Task objective:
The answer must be a single number: how many lines below contain "người".

Provided data:
________

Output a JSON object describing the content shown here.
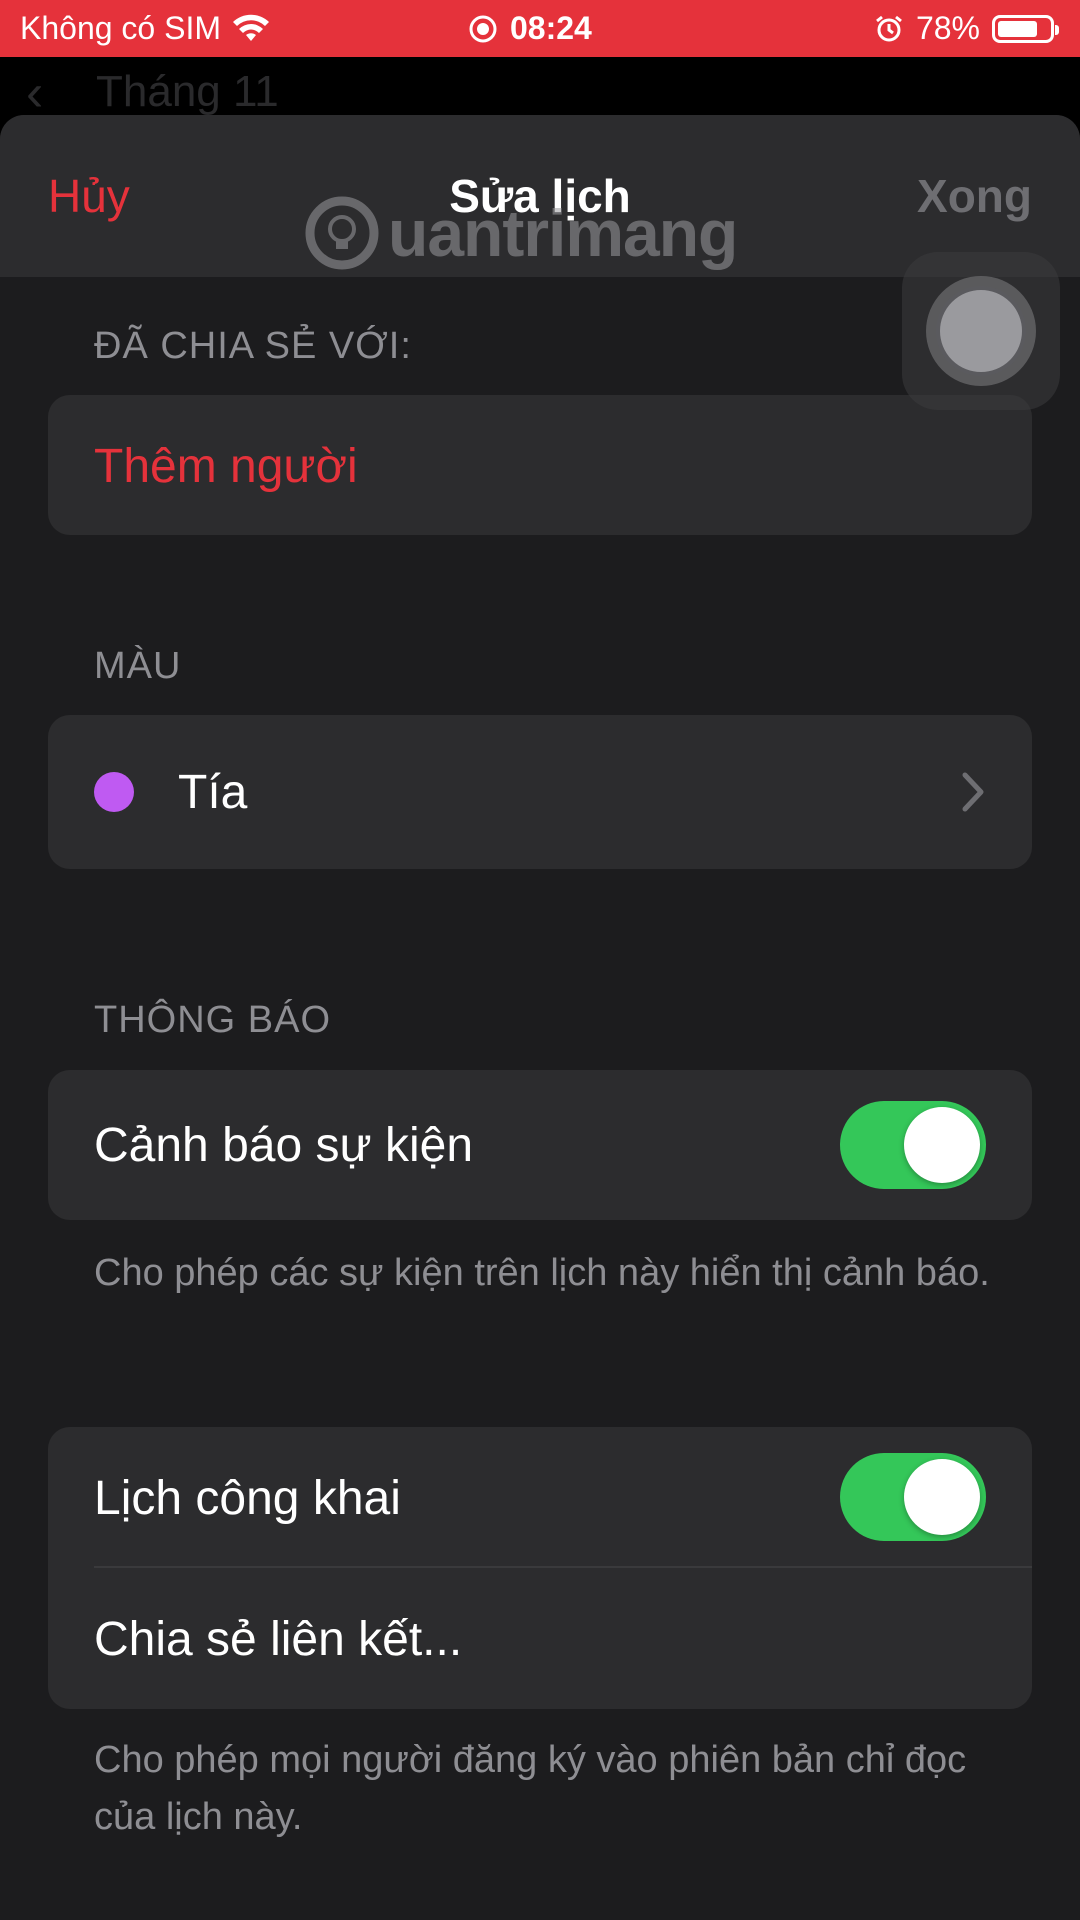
{
  "status_bar": {
    "carrier": "Không có SIM",
    "time": "08:24",
    "battery": "78%",
    "battery_level": 0.78
  },
  "background": {
    "title": "Tháng 11"
  },
  "header": {
    "cancel_label": "Hủy",
    "title": "Sửa lịch",
    "done_label": "Xong"
  },
  "watermark": "uantrimang",
  "shared_section": {
    "label": "ĐÃ CHIA SẺ VỚI:",
    "add_person": "Thêm người"
  },
  "color_section": {
    "label": "MÀU",
    "color_name": "Tía",
    "color_hex": "#bf5af2"
  },
  "notifications_section": {
    "label": "THÔNG BÁO",
    "event_alerts_label": "Cảnh báo sự kiện",
    "event_alerts_on": true,
    "footnote": "Cho phép các sự kiện trên lịch này hiển thị cảnh báo."
  },
  "public_section": {
    "public_calendar_label": "Lịch công khai",
    "public_calendar_on": true,
    "share_link_label": "Chia sẻ liên kết...",
    "footnote": "Cho phép mọi người đăng ký vào phiên bản chỉ đọc của lịch này."
  },
  "colors": {
    "accent": "#e5323b",
    "toggle_on": "#34c759"
  }
}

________

Reply to the exercise:
2